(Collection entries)
_ _ _
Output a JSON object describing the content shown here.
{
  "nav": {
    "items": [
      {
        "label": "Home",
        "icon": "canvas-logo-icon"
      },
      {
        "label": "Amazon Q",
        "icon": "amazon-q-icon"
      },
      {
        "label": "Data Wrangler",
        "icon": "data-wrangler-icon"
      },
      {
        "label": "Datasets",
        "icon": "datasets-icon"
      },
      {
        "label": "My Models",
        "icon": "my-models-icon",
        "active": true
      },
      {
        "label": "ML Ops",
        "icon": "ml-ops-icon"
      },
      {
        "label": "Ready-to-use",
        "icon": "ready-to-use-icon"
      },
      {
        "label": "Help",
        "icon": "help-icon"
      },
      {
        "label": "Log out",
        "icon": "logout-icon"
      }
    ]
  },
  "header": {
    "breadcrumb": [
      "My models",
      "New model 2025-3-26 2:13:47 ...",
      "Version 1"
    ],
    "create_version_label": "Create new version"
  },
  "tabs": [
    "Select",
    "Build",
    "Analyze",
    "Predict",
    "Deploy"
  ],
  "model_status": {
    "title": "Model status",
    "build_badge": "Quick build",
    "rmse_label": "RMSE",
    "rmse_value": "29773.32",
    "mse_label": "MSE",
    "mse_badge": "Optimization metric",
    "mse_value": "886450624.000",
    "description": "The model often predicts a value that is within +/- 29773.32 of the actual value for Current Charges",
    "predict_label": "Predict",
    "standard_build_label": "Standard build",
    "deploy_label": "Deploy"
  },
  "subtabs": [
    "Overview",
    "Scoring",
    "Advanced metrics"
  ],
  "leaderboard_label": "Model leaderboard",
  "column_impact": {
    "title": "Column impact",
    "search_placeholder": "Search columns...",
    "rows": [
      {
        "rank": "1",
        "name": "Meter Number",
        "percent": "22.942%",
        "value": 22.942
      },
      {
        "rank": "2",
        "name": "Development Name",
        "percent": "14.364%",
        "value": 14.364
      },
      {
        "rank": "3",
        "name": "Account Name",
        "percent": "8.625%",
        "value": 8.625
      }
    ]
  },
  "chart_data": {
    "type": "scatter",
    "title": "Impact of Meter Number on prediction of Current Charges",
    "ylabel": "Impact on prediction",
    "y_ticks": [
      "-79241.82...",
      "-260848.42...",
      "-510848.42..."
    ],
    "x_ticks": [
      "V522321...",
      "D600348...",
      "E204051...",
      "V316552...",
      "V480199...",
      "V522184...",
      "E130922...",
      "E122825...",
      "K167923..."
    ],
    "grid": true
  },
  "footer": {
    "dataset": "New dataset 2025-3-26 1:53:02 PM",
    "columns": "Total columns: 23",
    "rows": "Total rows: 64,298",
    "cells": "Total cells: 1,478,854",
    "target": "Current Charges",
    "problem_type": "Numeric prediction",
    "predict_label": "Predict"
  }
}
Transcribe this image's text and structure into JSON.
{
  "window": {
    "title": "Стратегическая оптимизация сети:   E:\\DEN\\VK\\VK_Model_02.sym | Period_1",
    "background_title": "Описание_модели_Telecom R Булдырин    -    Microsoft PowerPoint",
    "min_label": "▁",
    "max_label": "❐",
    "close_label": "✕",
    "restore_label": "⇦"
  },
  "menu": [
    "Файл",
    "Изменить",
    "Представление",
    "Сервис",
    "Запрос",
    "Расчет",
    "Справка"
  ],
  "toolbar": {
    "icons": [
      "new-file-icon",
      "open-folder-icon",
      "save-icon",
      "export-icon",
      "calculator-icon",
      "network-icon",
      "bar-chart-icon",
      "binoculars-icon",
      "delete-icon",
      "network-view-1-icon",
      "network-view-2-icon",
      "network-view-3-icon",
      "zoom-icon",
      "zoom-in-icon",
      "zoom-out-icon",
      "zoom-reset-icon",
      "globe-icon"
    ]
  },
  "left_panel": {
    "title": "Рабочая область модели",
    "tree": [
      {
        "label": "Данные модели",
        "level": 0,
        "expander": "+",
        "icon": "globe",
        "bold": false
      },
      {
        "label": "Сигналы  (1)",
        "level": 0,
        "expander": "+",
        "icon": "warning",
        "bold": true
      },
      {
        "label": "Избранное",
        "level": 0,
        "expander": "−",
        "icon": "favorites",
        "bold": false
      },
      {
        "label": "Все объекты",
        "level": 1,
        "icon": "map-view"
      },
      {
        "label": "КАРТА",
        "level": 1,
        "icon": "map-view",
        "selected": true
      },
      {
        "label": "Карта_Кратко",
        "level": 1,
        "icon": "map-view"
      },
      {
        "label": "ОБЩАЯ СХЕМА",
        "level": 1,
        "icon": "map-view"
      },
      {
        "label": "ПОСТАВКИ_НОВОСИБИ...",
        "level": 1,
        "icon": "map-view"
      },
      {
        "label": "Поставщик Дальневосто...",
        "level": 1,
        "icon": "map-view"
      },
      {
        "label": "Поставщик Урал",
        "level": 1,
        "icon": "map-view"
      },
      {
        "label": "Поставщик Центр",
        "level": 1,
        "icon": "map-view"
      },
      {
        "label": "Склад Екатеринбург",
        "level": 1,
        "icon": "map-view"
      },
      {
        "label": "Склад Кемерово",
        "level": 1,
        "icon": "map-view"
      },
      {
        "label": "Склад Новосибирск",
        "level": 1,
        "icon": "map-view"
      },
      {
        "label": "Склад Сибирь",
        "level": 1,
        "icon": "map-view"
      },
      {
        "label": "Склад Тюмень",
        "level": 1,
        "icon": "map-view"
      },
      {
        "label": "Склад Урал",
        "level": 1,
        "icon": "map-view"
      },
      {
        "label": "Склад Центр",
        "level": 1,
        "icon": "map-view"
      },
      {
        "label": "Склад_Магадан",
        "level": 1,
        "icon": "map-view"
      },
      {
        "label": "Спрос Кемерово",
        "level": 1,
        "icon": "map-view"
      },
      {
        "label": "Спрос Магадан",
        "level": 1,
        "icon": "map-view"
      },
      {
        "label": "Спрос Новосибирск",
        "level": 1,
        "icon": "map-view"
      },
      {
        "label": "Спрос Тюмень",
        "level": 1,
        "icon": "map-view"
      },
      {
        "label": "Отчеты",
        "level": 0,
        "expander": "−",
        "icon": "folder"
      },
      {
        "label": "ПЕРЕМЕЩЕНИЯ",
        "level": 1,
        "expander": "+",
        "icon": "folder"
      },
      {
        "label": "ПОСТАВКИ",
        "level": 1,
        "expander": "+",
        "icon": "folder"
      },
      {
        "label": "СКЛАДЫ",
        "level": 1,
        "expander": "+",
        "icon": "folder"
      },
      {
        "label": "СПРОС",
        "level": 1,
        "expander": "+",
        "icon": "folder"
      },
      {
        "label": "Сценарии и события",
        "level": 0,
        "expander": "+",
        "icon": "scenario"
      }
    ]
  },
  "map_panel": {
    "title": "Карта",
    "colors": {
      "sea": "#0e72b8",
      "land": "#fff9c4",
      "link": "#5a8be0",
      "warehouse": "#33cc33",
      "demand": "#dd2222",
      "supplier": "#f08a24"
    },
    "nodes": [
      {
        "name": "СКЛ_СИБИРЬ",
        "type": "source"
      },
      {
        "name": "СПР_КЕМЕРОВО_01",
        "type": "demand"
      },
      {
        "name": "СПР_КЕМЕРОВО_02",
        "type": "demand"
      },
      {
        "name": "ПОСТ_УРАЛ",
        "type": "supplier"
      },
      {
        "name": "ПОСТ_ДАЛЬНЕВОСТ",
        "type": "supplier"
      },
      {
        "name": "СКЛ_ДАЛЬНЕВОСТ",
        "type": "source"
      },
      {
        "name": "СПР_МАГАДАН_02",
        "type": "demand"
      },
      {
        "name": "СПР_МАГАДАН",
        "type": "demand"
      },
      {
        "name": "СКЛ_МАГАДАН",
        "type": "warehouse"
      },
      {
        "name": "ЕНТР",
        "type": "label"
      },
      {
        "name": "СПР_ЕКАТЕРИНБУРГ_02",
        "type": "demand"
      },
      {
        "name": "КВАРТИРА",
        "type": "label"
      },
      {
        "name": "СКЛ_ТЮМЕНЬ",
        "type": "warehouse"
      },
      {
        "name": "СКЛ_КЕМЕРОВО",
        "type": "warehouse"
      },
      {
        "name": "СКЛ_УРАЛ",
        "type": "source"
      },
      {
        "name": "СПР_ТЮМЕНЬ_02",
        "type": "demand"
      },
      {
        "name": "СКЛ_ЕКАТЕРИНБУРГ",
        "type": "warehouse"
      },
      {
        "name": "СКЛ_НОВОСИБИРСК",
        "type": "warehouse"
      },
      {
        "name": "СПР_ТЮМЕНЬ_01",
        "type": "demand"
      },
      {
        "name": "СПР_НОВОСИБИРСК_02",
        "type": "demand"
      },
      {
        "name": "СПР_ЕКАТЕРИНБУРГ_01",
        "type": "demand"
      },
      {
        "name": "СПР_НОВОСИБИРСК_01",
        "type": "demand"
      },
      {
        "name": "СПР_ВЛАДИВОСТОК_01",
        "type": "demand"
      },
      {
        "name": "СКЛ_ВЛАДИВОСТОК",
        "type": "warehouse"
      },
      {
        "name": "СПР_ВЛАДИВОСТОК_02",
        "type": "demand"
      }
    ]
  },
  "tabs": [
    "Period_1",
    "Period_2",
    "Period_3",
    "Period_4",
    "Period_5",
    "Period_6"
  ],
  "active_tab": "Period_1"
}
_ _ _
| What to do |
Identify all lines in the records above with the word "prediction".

| Answer to this exercise |
    "title": "Impact of Meter Number on prediction of Current Charges",
    "ylabel": "Impact on prediction",
    "problem_type": "Numeric prediction",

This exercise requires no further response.